We decide what we respond to, and how. No one makes us do anything. Obviously, we need to stand up for ourselves. But there is a far cry from setting the record straight and diving headfirst into a whirlpool of chaos at its highest rotation point.
The act of owning one’s actions, or accountability, is one of the most pride-building, spirit-enhancing, character sculpting things that a human being can do. Which is precisely why Darkness hopes it can knock accountability out of fashion in lieu of Illusion. Accountability not only calls our spirit to task, but levels the playing field by removing any “leverage” someone wishing to emotionally control another may seek. When we are accountable for our end of a mishap, we not only honor the situation and the other person, but we honor ourselves, acknowledging to ourselves that we are capable of accepting a lesson learned.
Adults develop an ego surrounding “lessons” that we don’t possess as children. In fourth grade, if we mastered a lesson, we were proud of ourselves. If we were scolded by a parent and asked later, “Have you learned your lesson?” we would nod in earnest, and feel accomplishment as our parent smiled and said, “Good for you. Now go play.” And we’d be off playing, letting the emotionality of the event go, proud deep down that we made it through the lesson. In contrast, as adults, we become offended by the thought of learning a lesson, because how dare we be treated as the child by the Universe! But, um… gang?
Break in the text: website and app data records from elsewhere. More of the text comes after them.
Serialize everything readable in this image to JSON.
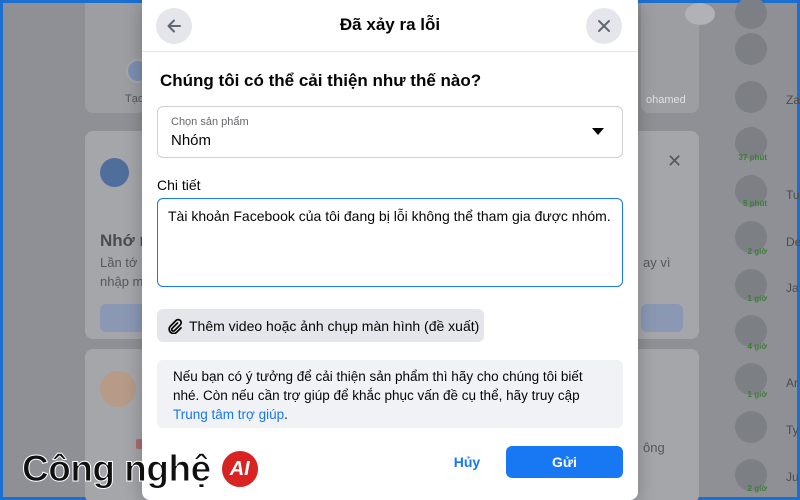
{
  "background": {
    "story_create_label": "Tạo",
    "story_name": "ohamed",
    "card_heading": "Nhớ m",
    "card_line1": "Lần tớ",
    "card_line2": "nhập m",
    "card_side_text": "ay vì",
    "card2_side_text": "ông",
    "contacts": [
      {
        "name": "",
        "time": ""
      },
      {
        "name": "Za",
        "time": ""
      },
      {
        "name": "",
        "time": "37 phút"
      },
      {
        "name": "Tu",
        "time": "5 phút"
      },
      {
        "name": "De",
        "time": "2 giờ"
      },
      {
        "name": "Ja",
        "time": "1 giờ"
      },
      {
        "name": "",
        "time": "4 giờ"
      },
      {
        "name": "Ar",
        "time": "1 giờ"
      },
      {
        "name": "Ty",
        "time": ""
      },
      {
        "name": "Ju",
        "time": "2 giờ"
      }
    ]
  },
  "modal": {
    "title": "Đã xảy ra lỗi",
    "question": "Chúng tôi có thể cải thiện như thế nào?",
    "product_select": {
      "label": "Chọn sản phẩm",
      "value": "Nhóm"
    },
    "details_label": "Chi tiết",
    "details_text": "Tài khoản Facebook của tôi đang bị lỗi không thể tham gia được nhóm.",
    "attach_label": "Thêm video hoặc ảnh chụp màn hình (đề xuất)",
    "info_text": "Nếu bạn có ý tưởng để cải thiện sản phẩm thì hãy cho chúng tôi biết nhé. Còn nếu cần trợ giúp để khắc phục vấn đề cụ thể, hãy truy cập ",
    "info_link": "Trung tâm trợ giúp",
    "info_end": ".",
    "cancel_label": "Hủy",
    "send_label": "Gửi"
  },
  "watermark": {
    "text": "Công nghệ",
    "logo": "AI"
  },
  "colors": {
    "primary": "#1877f2",
    "watermark_logo": "#d92323"
  }
}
We are spiritual children. I mean, we are a really young race. Super young. Our idea of an “old soul” is barely out of seventh grade by most spiritual and Galactic standards. So perhaps we would be best served getting off of our high horses as “seventh grade adults” — and perceive mastering our lessons as we would have, in fourth grade? With excitement? With accomplishment? With pride? Rather than the resentful, why-does-god-hate-me approach that most adult humans take.
Accountability is about NOT owning what is not ours, as well. If we own everything, that’s codependence. However, the slippery slope is approached when, if we are being accountable, we then ruin the moment with: “BUT, you did this and this and this, too…” That’s not being accountable. That’s tattling. And it bugs. So just let that behavior rest in peace with your Farrah Fawcett Poster from 1975. If you can’t be accountable without pointing out everything everyone else did, that’s called JUSTIFICATION, not accountability. And that’s two clicks off of tossing someone right under the bus.
As a summary, here is a last minute safety checklist for riding with other passengers, or —
How to NOT lob someone under the bus:
1) Own your stuff.
2) Listen while others air grievances.
3) Acknowledge your part in the grievance without justifying your part.
4) Say you’re sorry. Sorry is not about who is right or wrong.
5) Mean it.
7) Carry on without “carrying on”.
We, as a species, are so capable. We are capable of great bridge building with healing through accountability, and we are capable of great destruction through illusion. Our design as Beings of Light supports learning lessons in order to excel. We are meant to excel when we grow. We are meant to grow when we change. We are meant to change, period. We must choose whether or not we have the courage to change through accountability, or whether we wish to learn our lessons while fighting through the rabbit warren of complications created by our own illusions. Either way, we learn.
I, however, prefer the learning process without the road rash.